By Jordan Walsh
It seems like Chayce Halley has just secured his position as the Tampa music scene’s most prized treasure. His debut record Bloom House is a dizzying, tenderly wrought work of experimental pop and an incredible first chapter for this local artist.
Bloom House is a testament to balance—the record teeters perfectly on the line between spectral and earthly, distant and close. Opener “Agoraphobia” is unique and intimate with an intro that sounds like circus music that’s been flattened and softened enough to be warming. The result is a hypnotic and strange kind of tune that allows Bloom House to gently slide itself into gear.
“Wolf” is a perfect follow up to “Agoraphobia.” The song’s distinct transition from a breezy, distant drifter to a much sparser acoustic round is a great example of Halley’s ability to flourish with and without the record’s impressive use of production layers. “Wolf’s” successful and seamless use of this transition works to bring Halley closer in the song’s final moments. This gives the song an element of humanity and personality which sometimes feels drowned out in other dream pop records of this type.
Lyrically, Bloom House comes off like a quaint fever dream. Vibrant and unsettling images are described but not explained, like the strange scene described in “Agoraphobia”—“Bright faces and white lights reflecting in the pale linoleum/ My voice is calling, voices screaming/ Danger in the marketplace.”
In keeping with the sound’s balance between intimacy and outer space level distance, these more opaque illustrations are responses to cheerful specifics (“My little Sophie P. how do you be/ Just a sleepin’ the whole day long?”). Sprinkled throughout are striking one-liners like “Gravity’s” opening couplet—“Nothing is isolated, everything touches you/ Like a cancer or a kiss, who’s to say which?” These clear sentiments help to keep the little world of Bloom House grounded and real while the stranger segments work to keep it fascinating.
Bloom House is anchored by its two most ambitious and successful tracks. The longest songs on the record, “Gravity” and “17,” showcase Chayce Halley’s ability to sustain an engaging tune over a more substantial length of time. These tracks never lose steam, the extended extraterrestrial lullaby of “Gravity” especially thriving with the extra space. “Gravity” and “17” use their time wisely, carving out distinct and unique atmospheres for themselves in their six-plus minutes.
But it’s the closing “(A Round) for Angelina” that makes the biggest impression for Chayce Halley. A spinning daydream of a song, “(A Round) for Angelina” is Bloom House’s crown jewel. Halley’s delicate delivery is calming and sweet—perfect against a track driven by deliberate and colorful synthesizers. “Angelina’s” odd but beautiful descriptions of love bring Bloom House to an end with an understated euphoria.
Bloom House is an incredible debut from this Tampa-based artist, a meticulously crafted project that succeeds in creating a strange and beautiful sonic world. One of the best records of the year so far, Bloom House is the sound of an artist bursting their way to the center of our scene.
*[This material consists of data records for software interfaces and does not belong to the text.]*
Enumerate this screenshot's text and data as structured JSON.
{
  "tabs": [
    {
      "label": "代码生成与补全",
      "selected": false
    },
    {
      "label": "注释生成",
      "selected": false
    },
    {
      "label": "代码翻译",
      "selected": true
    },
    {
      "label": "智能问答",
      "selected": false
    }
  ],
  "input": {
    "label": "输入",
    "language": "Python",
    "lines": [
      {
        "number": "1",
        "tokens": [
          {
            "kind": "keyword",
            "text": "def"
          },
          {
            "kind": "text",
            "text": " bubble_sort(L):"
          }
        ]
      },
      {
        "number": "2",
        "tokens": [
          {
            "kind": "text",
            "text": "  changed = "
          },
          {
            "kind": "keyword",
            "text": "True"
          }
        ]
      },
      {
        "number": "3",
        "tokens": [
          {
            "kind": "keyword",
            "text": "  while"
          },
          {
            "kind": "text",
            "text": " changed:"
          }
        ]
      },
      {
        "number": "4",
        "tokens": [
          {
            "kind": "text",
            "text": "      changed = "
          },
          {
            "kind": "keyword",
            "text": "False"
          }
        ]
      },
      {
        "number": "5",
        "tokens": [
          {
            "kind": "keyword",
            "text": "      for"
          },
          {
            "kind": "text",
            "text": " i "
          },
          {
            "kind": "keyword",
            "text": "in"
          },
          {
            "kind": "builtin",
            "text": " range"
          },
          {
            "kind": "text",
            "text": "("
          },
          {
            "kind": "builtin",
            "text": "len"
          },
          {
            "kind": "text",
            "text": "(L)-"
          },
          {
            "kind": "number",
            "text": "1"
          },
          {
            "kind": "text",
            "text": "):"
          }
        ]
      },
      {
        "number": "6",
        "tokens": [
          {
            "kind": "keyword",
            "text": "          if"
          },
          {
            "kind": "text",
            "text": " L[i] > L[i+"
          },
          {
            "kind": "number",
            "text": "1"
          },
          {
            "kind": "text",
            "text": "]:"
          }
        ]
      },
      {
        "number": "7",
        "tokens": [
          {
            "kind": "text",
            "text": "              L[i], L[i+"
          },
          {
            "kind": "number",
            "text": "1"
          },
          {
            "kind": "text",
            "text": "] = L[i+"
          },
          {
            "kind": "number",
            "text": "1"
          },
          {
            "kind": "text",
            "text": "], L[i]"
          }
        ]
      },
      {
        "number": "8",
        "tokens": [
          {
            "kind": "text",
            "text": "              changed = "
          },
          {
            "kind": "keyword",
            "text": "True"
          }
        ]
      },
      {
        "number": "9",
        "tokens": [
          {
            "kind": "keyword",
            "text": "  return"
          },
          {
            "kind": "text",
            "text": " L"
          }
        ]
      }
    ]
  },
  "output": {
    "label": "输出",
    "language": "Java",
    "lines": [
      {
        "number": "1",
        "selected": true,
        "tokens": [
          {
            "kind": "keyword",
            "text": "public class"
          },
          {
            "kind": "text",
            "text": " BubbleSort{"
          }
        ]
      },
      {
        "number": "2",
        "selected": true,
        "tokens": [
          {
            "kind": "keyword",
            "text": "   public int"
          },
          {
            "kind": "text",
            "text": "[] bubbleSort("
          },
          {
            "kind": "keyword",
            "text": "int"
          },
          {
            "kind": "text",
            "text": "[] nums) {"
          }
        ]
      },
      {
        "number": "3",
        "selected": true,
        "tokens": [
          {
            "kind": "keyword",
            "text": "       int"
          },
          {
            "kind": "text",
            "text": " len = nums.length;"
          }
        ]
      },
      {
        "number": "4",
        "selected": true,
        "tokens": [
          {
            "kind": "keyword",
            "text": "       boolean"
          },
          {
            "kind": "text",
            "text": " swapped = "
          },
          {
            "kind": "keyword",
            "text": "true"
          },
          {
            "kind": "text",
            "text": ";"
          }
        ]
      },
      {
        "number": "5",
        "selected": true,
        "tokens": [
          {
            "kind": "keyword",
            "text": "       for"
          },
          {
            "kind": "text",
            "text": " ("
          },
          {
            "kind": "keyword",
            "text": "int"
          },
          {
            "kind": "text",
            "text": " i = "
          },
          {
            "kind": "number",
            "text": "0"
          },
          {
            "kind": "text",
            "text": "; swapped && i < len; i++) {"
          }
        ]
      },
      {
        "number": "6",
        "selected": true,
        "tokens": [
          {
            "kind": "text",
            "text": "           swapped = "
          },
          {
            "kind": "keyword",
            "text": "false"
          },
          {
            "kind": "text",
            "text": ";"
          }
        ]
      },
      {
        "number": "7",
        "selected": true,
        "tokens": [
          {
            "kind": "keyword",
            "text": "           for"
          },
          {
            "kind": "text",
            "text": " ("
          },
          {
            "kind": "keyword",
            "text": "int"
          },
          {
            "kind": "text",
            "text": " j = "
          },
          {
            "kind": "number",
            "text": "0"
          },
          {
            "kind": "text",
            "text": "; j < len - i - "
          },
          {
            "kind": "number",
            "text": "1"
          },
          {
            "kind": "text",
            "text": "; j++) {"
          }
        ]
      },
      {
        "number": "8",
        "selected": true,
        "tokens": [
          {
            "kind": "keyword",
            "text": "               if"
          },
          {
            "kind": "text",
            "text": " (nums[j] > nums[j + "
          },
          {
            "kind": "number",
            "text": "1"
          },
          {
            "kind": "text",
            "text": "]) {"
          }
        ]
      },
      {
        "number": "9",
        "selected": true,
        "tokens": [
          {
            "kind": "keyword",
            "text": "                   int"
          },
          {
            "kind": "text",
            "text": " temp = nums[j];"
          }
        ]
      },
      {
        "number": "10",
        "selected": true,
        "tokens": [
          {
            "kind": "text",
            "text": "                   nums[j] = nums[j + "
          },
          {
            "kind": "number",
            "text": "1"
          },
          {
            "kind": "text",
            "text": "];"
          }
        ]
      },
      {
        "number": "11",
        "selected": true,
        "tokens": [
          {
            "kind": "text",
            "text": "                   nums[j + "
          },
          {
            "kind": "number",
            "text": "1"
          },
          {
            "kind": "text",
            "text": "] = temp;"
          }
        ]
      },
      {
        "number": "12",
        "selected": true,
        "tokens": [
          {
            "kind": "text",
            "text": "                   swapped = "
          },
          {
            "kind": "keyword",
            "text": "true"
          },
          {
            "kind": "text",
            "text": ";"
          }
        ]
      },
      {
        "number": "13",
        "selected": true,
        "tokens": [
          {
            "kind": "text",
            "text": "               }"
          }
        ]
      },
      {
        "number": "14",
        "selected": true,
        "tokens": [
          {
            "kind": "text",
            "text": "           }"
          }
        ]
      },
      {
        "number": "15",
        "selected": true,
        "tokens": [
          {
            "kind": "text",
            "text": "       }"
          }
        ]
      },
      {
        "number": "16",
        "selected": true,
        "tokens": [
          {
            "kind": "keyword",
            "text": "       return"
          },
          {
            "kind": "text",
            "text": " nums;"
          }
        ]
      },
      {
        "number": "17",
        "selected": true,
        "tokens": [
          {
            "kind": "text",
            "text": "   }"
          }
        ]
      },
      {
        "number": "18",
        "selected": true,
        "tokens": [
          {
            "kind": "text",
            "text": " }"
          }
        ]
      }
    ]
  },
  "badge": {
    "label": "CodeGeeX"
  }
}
Chayce Halley will officially release ‘Bloom House’ on October 23, but it’s available now on Bandcamp.
Jordan Walsh can be reached at firstname.lastname@example.org.